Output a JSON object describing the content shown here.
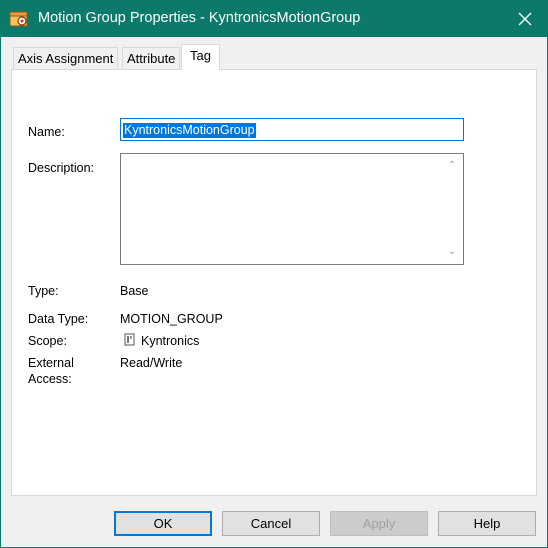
{
  "window": {
    "title": "Motion Group Properties - KyntronicsMotionGroup",
    "accent_color": "#0b7a6a"
  },
  "tabs": [
    {
      "label": "Axis Assignment",
      "active": false
    },
    {
      "label": "Attribute",
      "active": false
    },
    {
      "label": "Tag",
      "active": true
    }
  ],
  "form": {
    "name_label": "Name:",
    "name_value": "KyntronicsMotionGroup",
    "description_label": "Description:",
    "description_value": "",
    "type_label": "Type:",
    "type_value": "Base",
    "data_type_label": "Data Type:",
    "data_type_value": "MOTION_GROUP",
    "scope_label": "Scope:",
    "scope_value": "Kyntronics",
    "external_access_label_line1": "External",
    "external_access_label_line2": "Access:",
    "external_access_value": "Read/Write"
  },
  "buttons": {
    "ok": "OK",
    "cancel": "Cancel",
    "apply": "Apply",
    "help": "Help"
  },
  "icons": {
    "title": "motion-group-icon",
    "close": "close-icon",
    "scope": "controller-icon"
  }
}
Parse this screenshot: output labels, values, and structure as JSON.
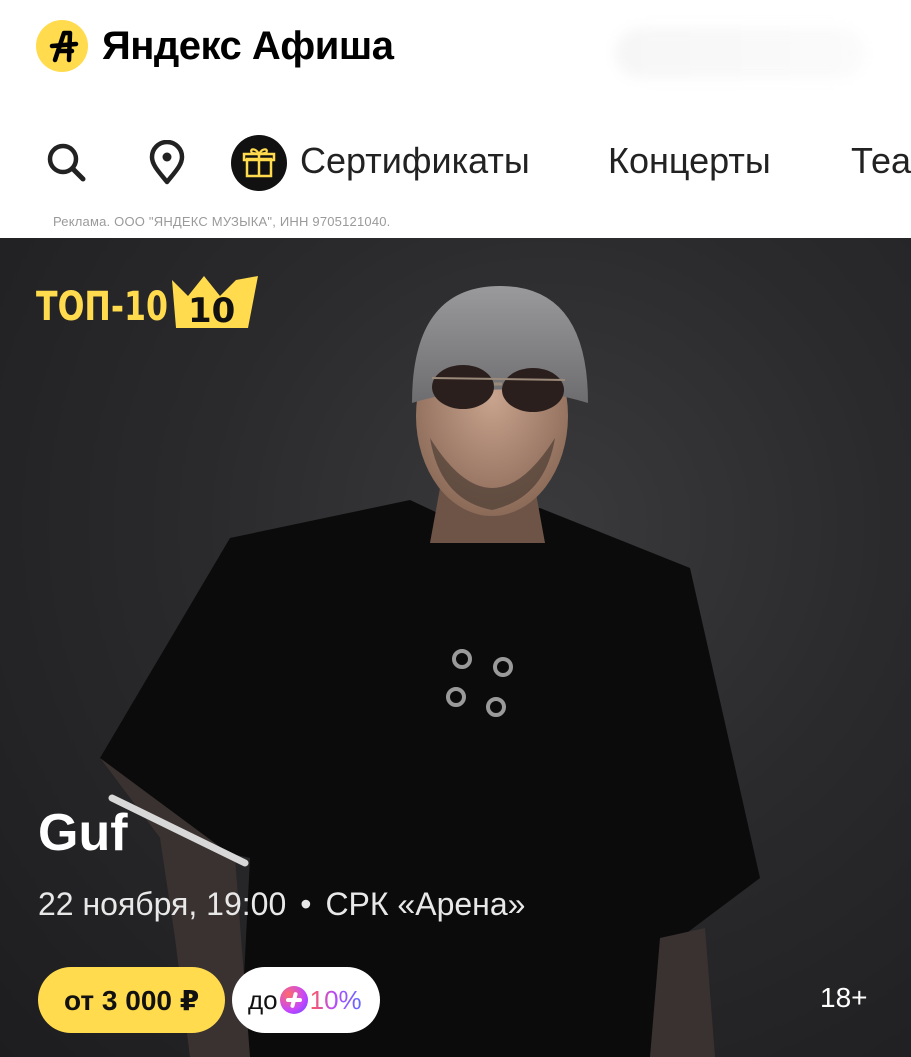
{
  "header": {
    "logo_text": "Яндекс Афиша",
    "logo_icon": "afisha-logo-icon"
  },
  "nav": {
    "search_icon": "search-icon",
    "location_icon": "location-pin-icon",
    "gift_icon": "gift-icon",
    "items": [
      {
        "label": "Сертификаты"
      },
      {
        "label": "Концерты"
      },
      {
        "label": "Теа"
      }
    ]
  },
  "ad_note": "Реклама. ООО \"ЯНДЕКС МУЗЫКА\", ИНН 9705121040.",
  "banner": {
    "badge": "ТОП-10",
    "title": "Guf",
    "date": "22 ноября, 19:00",
    "separator": "•",
    "venue": "СРК «Арена»",
    "price_label": "от 3 000 ₽",
    "plus_prefix": "до",
    "plus_value": "10%",
    "age_rating": "18+"
  },
  "colors": {
    "accent_yellow": "#ffdb4d",
    "banner_bg": "#2a2a2c"
  }
}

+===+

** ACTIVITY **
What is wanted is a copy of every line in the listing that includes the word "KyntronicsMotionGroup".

** ANSWER AREA **
    "title": "Motion Group Properties - KyntronicsMotionGroup",
    "name_value": "KyntronicsMotionGroup",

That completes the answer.